VIERA, Fla., Feb. 17 -- When the sun fell across the flattened brim of Chad Cordero's hat Thursday morning, it cast a deep shadow across his eyes. No way to read them, to know what he was thinking as the Washington Nationals' pitchers and catchers went through their first workout on a seemingly endless stretch of practice fields beyond Space Coast Stadium.
Happy or sad, comfortable or rattled, you couldn't tell. It is the way Cordero has been since he arrived in the major leagues in August 2003. He was just 21 years old. He didn't seem it.
"Things don't bother him -- not outwardly, anyway," Nationals Manager Frank Robinson says of Chad Cordero, above, who posted a 2.94 ERA last season.
(Jonathan Newton -- The Washington Post)
"At that age, you almost expect them to be overwhelmed," said Randy St. Claire, the Nationals' pitching coach. "But he wasn't. You could see, from the day he was called up, that he had it, that calm demeanor, the makeup. Right away, you saw it."
Manager Frank Robinson saw it, too. It's the main reason why, last June, he took the ball from then-closer Rocky Biddle, whose confidence was shot, and handed it to Cordero, age and experience be damned.
Thursday, though, the goal was merely to stretch out some arms and shake off some rust. There are no games to win for another three weeks, and the regular season doesn't begin until April 4. Robinson is well aware of what that one word -- "closer" -- can do to a hardened veteran. He's not about to put it on Cordero's 22-year-old back on the first day of spring.
"I would prefer not to have him in that role, at least not full-time, anyway," Robinson said. "Right now, [I'd like to] take some of the pressure off of him, and take some of the load off of him. . . . I don't want to lose this kid, mentally, at any time."
Lose this kid, Robinson realizes, and the season could be lost before it starts. But even Robinson admits that Cordero might be the one National who is best equipped to handle the situation. Headed into their first season in Washington, still owned by Major League Baseball, the Nationals didn't have the means to pursue and sign a front-line closer, because such players earn ungodly sums.

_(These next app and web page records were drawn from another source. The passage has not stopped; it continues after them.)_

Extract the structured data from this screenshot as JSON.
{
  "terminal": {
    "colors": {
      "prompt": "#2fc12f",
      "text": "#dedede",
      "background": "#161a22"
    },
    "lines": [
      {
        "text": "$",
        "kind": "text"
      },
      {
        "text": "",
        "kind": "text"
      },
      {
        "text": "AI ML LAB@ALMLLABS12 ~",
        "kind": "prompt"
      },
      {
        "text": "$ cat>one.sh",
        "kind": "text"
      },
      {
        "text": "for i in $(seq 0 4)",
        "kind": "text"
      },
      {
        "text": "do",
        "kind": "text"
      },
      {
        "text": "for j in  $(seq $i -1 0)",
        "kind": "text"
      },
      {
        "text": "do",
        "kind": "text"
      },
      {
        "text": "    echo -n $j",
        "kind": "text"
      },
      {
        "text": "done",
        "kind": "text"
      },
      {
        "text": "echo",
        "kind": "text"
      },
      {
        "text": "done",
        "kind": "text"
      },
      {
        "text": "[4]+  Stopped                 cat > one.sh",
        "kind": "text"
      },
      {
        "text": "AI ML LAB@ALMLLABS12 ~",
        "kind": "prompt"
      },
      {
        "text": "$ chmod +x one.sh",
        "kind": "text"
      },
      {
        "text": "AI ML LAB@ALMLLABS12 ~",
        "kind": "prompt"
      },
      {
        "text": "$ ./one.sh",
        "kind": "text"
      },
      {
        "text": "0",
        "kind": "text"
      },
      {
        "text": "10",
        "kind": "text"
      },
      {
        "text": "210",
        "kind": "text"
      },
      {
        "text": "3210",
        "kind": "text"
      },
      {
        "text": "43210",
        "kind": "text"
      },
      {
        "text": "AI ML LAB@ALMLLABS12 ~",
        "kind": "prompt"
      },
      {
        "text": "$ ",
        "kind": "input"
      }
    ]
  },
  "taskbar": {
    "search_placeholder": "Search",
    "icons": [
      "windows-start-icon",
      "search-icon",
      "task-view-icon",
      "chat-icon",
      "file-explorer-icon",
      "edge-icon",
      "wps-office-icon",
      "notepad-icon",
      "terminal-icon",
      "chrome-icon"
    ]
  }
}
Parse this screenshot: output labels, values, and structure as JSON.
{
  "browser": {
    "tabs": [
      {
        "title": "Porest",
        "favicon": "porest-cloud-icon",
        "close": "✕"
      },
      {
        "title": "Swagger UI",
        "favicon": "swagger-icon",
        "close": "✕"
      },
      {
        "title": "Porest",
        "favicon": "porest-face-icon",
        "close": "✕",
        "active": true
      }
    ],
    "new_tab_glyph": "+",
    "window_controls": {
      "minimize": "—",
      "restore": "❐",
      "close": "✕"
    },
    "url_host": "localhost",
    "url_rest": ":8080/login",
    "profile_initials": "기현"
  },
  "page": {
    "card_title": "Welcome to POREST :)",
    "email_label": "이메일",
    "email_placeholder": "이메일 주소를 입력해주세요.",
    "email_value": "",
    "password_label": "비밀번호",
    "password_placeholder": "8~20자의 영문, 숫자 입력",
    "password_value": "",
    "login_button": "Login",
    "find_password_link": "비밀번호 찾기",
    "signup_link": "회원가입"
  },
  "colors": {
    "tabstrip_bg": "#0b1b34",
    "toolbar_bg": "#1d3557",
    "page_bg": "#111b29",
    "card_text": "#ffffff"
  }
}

But as General Manager Jim Bowden and Robinson went over the options at each spot, they understood what they had in Cordero. The mentality -- calm but fierce -- is there. The fastball -- not overpowering, but sneaky -- is there as well. The only thing that isn't is more than a smattering of major league experience. Sure, he's pitched in the World Series. The College World Series, in 2003 for Cal State-Fullerton.

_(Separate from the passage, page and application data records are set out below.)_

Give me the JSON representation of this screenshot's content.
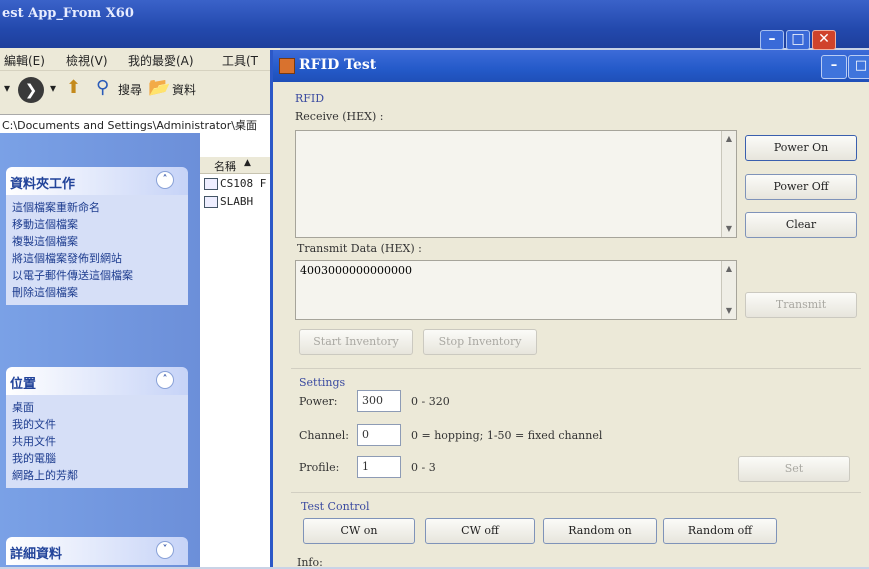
{
  "background_window": {
    "title": "est App_From X60",
    "menu": [
      "編輯(E)",
      "檢視(V)",
      "我的最愛(A)",
      "工具(T"
    ],
    "toolbar": {
      "back_label": "",
      "search_label": "搜尋",
      "folders_label": "資料"
    },
    "address": "C:\\Documents and Settings\\Administrator\\桌面",
    "task_panels": [
      {
        "title": "資料夾工作",
        "items": [
          "這個檔案重新命名",
          "移動這個檔案",
          "複製這個檔案",
          "將這個檔案發佈到網站",
          "以電子郵件傳送這個檔案",
          "刪除這個檔案"
        ]
      },
      {
        "title": "位置",
        "items": [
          "桌面",
          "我的文件",
          "共用文件",
          "我的電腦",
          "網路上的芳鄰"
        ]
      },
      {
        "title": "詳細資料",
        "items": []
      }
    ],
    "list_header": "名稱",
    "files": [
      "CS108 F",
      "SLABH"
    ]
  },
  "rfid_window": {
    "title": "RFID Test",
    "rfid_group": "RFID",
    "receive_label": "Receive (HEX) :",
    "receive_value": "",
    "transmit_label": "Transmit Data (HEX) :",
    "transmit_value": "4003000000000000",
    "buttons": {
      "power_on": "Power On",
      "power_off": "Power Off",
      "clear": "Clear",
      "transmit": "Transmit",
      "start_inventory": "Start Inventory",
      "stop_inventory": "Stop Inventory",
      "set": "Set"
    },
    "settings": {
      "group": "Settings",
      "power_label": "Power:",
      "power_value": "300",
      "power_range": "0 - 320",
      "channel_label": "Channel:",
      "channel_value": "0",
      "channel_range": "0 = hopping; 1-50 = fixed channel",
      "profile_label": "Profile:",
      "profile_value": "1",
      "profile_range": "0 - 3"
    },
    "test_control": {
      "group": "Test Control",
      "cw_on": "CW on",
      "cw_off": "CW off",
      "random_on": "Random on",
      "random_off": "Random off"
    },
    "info_label": "Info:"
  }
}
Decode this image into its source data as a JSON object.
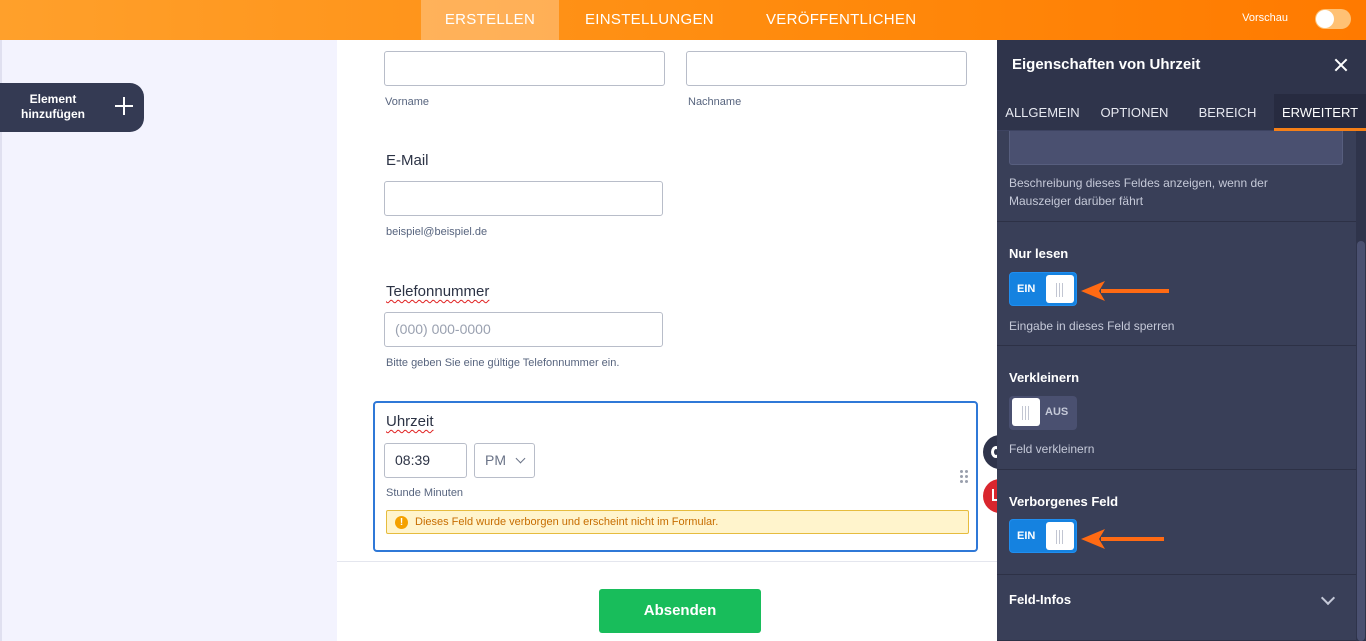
{
  "topbar": {
    "tabs": [
      {
        "label": "ERSTELLEN",
        "active": true
      },
      {
        "label": "EINSTELLUNGEN",
        "active": false
      },
      {
        "label": "VERÖFFENTLICHEN",
        "active": false
      }
    ],
    "preview_label": "Vorschau",
    "preview_on": false
  },
  "sidebar": {
    "add_element_line1": "Element",
    "add_element_line2": "hinzufügen"
  },
  "form": {
    "name": {
      "first_value": "",
      "last_value": "",
      "first_sublabel": "Vorname",
      "last_sublabel": "Nachname"
    },
    "email": {
      "label": "E-Mail",
      "value": "",
      "sublabel": "beispiel@beispiel.de"
    },
    "phone": {
      "label": "Telefonnummer",
      "placeholder": "(000) 000-0000",
      "sublabel": "Bitte geben Sie eine gültige Telefonnummer ein."
    },
    "time": {
      "label": "Uhrzeit",
      "value": "08:39",
      "ampm": "PM",
      "sublabel": "Stunde Minuten",
      "warning": "Dieses Feld wurde verborgen und erscheint nicht im Formular."
    },
    "submit_label": "Absenden"
  },
  "panel": {
    "title": "Eigenschaften von Uhrzeit",
    "tabs": [
      {
        "label": "ALLGEMEIN",
        "active": false
      },
      {
        "label": "OPTIONEN",
        "active": false
      },
      {
        "label": "BEREICH",
        "active": false
      },
      {
        "label": "ERWEITERT",
        "active": true
      }
    ],
    "hover_desc_line1": "Beschreibung dieses Feldes anzeigen, wenn der",
    "hover_desc_line2": "Mauszeiger darüber fährt",
    "readonly": {
      "label": "Nur lesen",
      "state": "EIN",
      "desc": "Eingabe in dieses Feld sperren"
    },
    "shrink": {
      "label": "Verkleinern",
      "state": "AUS",
      "desc": "Feld verkleinern"
    },
    "hidden": {
      "label": "Verborgenes Feld",
      "state": "EIN"
    },
    "field_info": {
      "label": "Feld-Infos"
    }
  },
  "colors": {
    "accent_orange": "#ff7a00",
    "toggle_on": "#1582e0",
    "submit_green": "#18bd5b",
    "panel_bg": "#393f58",
    "selection_blue": "#2f78d7"
  }
}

"I know I was young when I came up," Cordero said. "And I learned. It's a lot harder up here. The hitters, you make one mistake, they'll make you pay, whereas in college, you can throw a fastball right down the middle, and they might swing through it. You do that here, chances are it's going to get hit hard."
Even in college, though, Cordero showed the competitiveness necessary for the role. He served as the Titans' closer as a freshman. His stuff wasn't overwhelming, particularly in intrasquad scrimmages. But put him in a situation -- against a big rival, one-run lead, two men on -- and he transforms.
"He'd become a different person," said George Horton, the coach at Cal State-Fullerton. "He had a different makeup. I don't want to exaggerate it, but I'd say it all the time. He'd get that adrenaline rush, and it's like he went from Clark Kent to Superman. He'd take the glasses off, and he'd just take over."
That ability to throw the switch allowed Cordero to have early success in the role. In 2004, he converted 14 of 18 save opportunities, went 7-3 and posted a 2.94 ERA. In his career, he has inherited 20 base runners. None has scored.
"Things don't bother him -- not outwardly, anyway," Robinson said. "If he gives up a big home run, he still has the same demeanor as if he struck somebody out in a tough situation."
Cordero benefits, too, from the fact that he's not learning how to deal with the pressure of the closer's role at the major league level. As a freshman, he would sit in a class called "Mental Skills for Sports," and seemingly turn into a sponge.